Now that you have a cozy sip in hand, a little story by the virtual roaring fireplace..
I have a funny story. A cinnamon stick story. Feel free to use it at holiday parties if you’d like. It is a quickie, kinda really silly and simple, but I love it.
A few years ago I spent all afternoon in the kitchen baking up a luscious batch of holiday season vegan cinnamon rolls. It was a frosty December weekend day so my husband was in the other room eagerly awaiting his taste test. So once the rolls were frosted and fluffy, I loaded one of the warm steamy rolls onto a plate. I was trying to be all crafty and elegant, so I grated some fresh cinnamon over top and left the cinnamon stick on the side of the plate as a garnish.

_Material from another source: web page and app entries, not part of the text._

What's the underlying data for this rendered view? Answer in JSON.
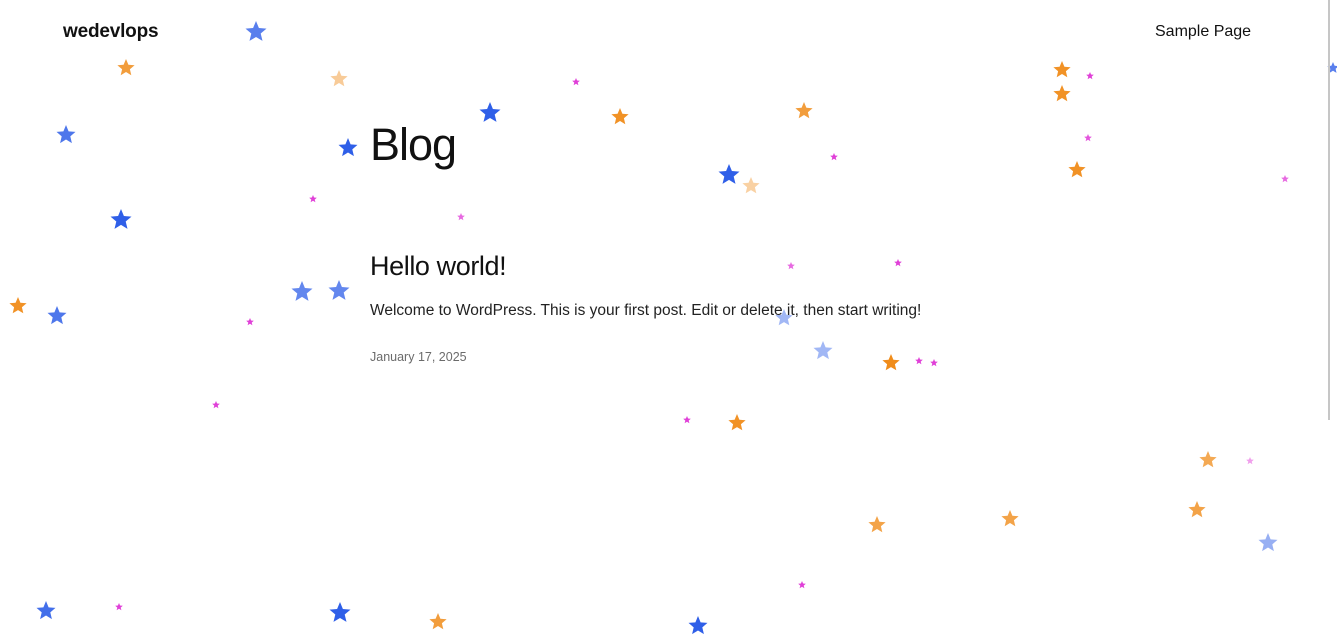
{
  "header": {
    "site_title": "wedevlops",
    "nav": [
      {
        "label": "Sample Page"
      }
    ]
  },
  "main": {
    "page_heading": "Blog",
    "posts": [
      {
        "title": "Hello world!",
        "excerpt": "Welcome to WordPress. This is your first post. Edit or delete it, then start writing!",
        "date": "January 17, 2025"
      }
    ]
  },
  "decoration": {
    "star_colors": {
      "blue": "#2f5fe8",
      "orange": "#f08c1a",
      "magenta": "#dd2bd4"
    }
  }
}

I glided into the living room holding the roll high in the air as if it were a .. well, as if it were a freshly baked cinnamon roll! I think all freshly baked cinnamon rolls deserve a proud entrance to a room. I presented the roll to my husband and he smiled wide as he dove in fork first. I glided (yes I always glide when I bake cinnamon rolls), glided back into the kitchen and grabbed myself a roll, plopped it on a plate, grabbed a shiny fork and floated back to devour my roll as well. But just as I entered the living room, this was in like slow motion now, I spotted my husband picking up the cinnamon stick and sticking it right in the side of his mouth and in one big chomp, he bit down on the cinnamon stick. The rock hard tree bark swirl must have confused him because he, again, bit down on the stick. My eyes were just about to pop out of my head as I froze in amazement watching him try to eat the cinnamon stick garnish. Finally I unlocked my gaze and shouted, “Hunny! Don’t eat that!”
He paused, looked at me with a blank stare and then back at the mangled, cinnamon stick
“You didn’t swallow that did you?!” I asked.
“Um, no.” He said spitting out a few shards of bark.
“That darling is a cinnamon stick. Garnish. You don’t eat that.” I spoke in my ‘talking to kids’ voice. He finally came out of his blank stare and realized what he did. After much interrogation on my part as to why he would bite into a cinnamon stick, he eloquently reasoned that he thought the cinnamon stick was one of those chocolate twirl garnishes that you find on top of desserts at fancy restaurants. Ok, ok, I can buy that.
The scene ended with me in a ball on the floor, rolling around in laughter.
I remembered this story yesterday when I served him a glass of mulled wine with a cinnamon stick garnish. He laughed to me, “I do not eat this, right?”
Craving cinna buns now? Here is my recipe! Vegan Cinnamon Buns with Ginger Cream Cheese Frosting
Also watch out for a cinnamon stick to garnish Mrs Claus’s Sip: